The third edition of London Design Biennale has already taken over Somerset House. Visitors can explore over 30 pavilions, from countries all over the world, from now until 27 June.
Each of these pavilions showcases leading international design thinking and helps exchange visions of the ripple effect that ground-breaking design concepts have on the way we live, and the choices we make. This is what the London Design Biennale is all about.
Installations and presentations respond to the theme ‘Resonance,’ and Artistic Director Es Devlin’s call to action: how can design provide solutions to the major challenges and crises the world faces today?
From the pandemic to climate change, equality to migration, through international collaboration, policy making and communication, pavilions explore the role that design can play in changing the world for the better.
Visitors will create music through interactive installations, spend time in spaces that encourage meditation, share stories, explore immersive environments, and experience new perspectives on their surroundings.
One of the largest and most anticipated installations comes from Es Devlin herself. Forest for Change is a pop-up forest, which has taken over their famous courtyard. The forest features 400 towering trees in a spectacular collision of art and nature.
Elegantly defying the original Enlightenment principles of Somerset House, which specifically prohibited trees in the courtyard, she has provided the must-see art exhibition of 2021, and we are so damn pumped to check it out.
We’re also pumped too see Enni-Kukka Tuomala’s Empathy Echo Chamber. It is an inflatable installation and a reflective space – both literally and emotionally. The Pavilion is made of a reflective material and inside, visitors are encouraged to reflect on their experiences and perspectives together and respond to each other through empathy.
Unlike the echo chamber which only reflects back what we already know and think, the “Empathy Echo Chamber” is a positive and communal echo chamber of exchange where participants are prompted to step outside themselves to really see and be seen by each other.

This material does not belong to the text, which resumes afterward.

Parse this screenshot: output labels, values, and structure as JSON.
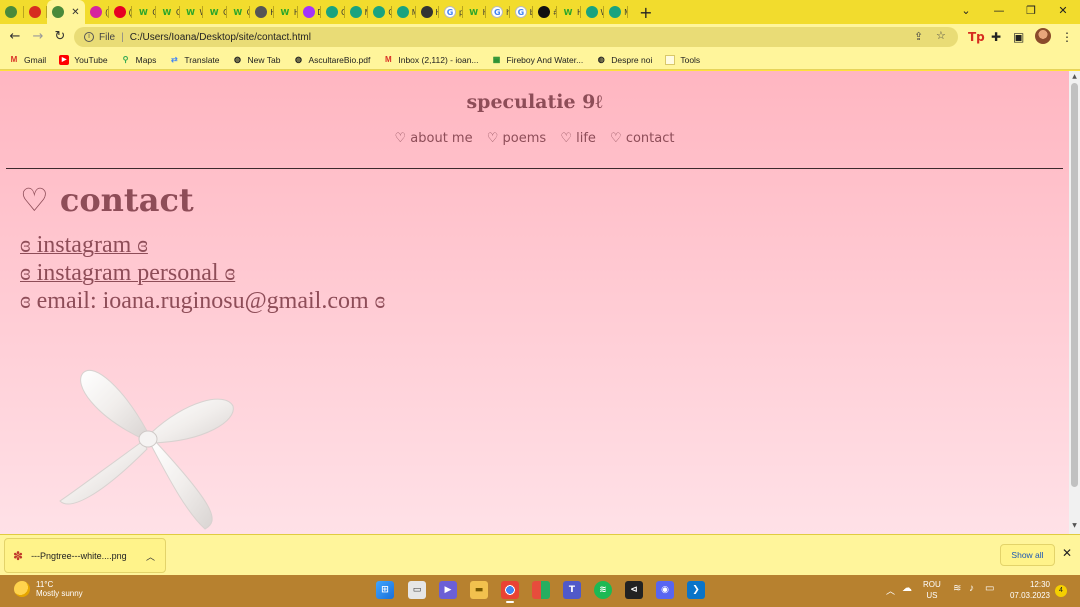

But there’s much more to see than these two installations. Other pavilions participating include Antarctica, Argentina, Austria, Canada, Chile, Czech Republic, Germany, Ghana, Greece, Guatemala, Hong Kong, India, Indonesia, Ireland, Israel, Japan, Latvia, Poland, Taiwan, and Venezuela, with Italy, Nile Region, Norway, New York City, and Pakistan taking part digitally. There’s so much going on at Somerset House. Don’t miss it!